* [Activity]:
Report every line in the records below that holds the word "Blue".

-- Dataset follows --

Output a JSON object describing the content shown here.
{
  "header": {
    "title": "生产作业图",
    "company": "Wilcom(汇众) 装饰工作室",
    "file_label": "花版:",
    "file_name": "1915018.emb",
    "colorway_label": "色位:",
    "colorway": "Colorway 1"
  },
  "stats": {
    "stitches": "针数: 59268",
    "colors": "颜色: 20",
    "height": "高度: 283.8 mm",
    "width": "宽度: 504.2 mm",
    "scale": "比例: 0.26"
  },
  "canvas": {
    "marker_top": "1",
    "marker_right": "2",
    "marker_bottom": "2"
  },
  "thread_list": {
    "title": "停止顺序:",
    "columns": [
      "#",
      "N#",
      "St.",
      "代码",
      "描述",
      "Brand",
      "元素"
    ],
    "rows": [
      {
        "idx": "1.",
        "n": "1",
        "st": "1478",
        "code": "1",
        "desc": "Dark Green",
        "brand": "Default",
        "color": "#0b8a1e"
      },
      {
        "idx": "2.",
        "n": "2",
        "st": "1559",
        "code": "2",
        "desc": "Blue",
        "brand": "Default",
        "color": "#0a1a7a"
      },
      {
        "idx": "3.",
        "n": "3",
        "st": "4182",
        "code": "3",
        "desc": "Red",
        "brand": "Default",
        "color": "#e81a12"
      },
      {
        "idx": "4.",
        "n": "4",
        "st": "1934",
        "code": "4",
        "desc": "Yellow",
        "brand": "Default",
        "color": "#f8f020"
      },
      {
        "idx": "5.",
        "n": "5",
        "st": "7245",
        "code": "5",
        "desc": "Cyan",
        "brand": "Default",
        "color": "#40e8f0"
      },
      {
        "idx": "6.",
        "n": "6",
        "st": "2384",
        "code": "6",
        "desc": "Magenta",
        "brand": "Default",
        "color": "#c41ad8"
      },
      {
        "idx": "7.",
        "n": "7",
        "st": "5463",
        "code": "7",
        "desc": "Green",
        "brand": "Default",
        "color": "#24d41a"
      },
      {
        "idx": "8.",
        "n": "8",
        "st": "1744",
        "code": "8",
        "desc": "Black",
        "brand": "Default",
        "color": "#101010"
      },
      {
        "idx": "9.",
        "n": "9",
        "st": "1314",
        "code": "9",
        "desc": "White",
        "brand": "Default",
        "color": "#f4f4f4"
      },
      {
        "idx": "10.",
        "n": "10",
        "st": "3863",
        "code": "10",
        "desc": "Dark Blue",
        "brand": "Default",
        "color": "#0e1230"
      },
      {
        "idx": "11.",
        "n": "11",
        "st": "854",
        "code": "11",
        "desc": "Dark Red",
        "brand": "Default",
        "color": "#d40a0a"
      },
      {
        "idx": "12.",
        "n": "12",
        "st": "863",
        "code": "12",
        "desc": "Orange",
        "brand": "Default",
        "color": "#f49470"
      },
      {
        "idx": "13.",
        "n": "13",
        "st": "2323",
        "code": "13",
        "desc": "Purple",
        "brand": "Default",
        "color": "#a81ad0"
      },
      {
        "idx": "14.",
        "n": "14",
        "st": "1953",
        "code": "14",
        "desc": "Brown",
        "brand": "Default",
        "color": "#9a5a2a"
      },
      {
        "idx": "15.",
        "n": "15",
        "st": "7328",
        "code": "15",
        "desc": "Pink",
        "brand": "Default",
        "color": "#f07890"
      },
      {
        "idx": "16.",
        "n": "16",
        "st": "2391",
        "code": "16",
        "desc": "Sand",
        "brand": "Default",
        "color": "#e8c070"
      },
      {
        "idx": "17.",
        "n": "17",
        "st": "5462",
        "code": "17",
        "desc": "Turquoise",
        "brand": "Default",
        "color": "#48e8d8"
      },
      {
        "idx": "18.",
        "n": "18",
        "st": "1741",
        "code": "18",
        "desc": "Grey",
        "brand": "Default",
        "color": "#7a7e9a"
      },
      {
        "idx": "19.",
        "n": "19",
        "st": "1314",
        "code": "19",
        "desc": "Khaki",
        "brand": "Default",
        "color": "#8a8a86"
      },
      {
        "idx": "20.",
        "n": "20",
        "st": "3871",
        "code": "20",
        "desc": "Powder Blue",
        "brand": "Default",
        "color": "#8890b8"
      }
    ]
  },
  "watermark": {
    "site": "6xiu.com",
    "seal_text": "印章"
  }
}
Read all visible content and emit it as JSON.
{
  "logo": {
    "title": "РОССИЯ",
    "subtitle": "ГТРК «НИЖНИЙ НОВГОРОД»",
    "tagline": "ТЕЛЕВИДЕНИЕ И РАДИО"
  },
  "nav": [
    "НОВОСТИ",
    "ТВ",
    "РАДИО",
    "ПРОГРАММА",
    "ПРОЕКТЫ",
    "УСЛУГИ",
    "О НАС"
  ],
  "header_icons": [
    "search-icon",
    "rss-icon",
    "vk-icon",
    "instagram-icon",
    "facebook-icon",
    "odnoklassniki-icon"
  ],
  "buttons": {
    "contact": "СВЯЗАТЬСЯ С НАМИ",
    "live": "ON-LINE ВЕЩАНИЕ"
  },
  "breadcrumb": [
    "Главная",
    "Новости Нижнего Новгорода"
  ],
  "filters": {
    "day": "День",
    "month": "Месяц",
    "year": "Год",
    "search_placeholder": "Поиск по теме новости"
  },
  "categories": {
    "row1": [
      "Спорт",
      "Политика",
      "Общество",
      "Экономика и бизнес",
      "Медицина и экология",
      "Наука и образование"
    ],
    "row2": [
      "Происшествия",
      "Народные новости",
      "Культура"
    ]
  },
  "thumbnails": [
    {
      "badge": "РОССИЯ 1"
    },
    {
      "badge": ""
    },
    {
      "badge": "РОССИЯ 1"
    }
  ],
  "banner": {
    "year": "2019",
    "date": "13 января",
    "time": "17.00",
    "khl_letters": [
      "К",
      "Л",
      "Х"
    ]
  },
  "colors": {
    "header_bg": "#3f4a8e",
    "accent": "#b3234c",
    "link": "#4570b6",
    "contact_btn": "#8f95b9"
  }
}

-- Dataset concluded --

* [Expected answer]:
        "desc": "Blue",
        "desc": "Dark Blue",
        "desc": "Powder Blue",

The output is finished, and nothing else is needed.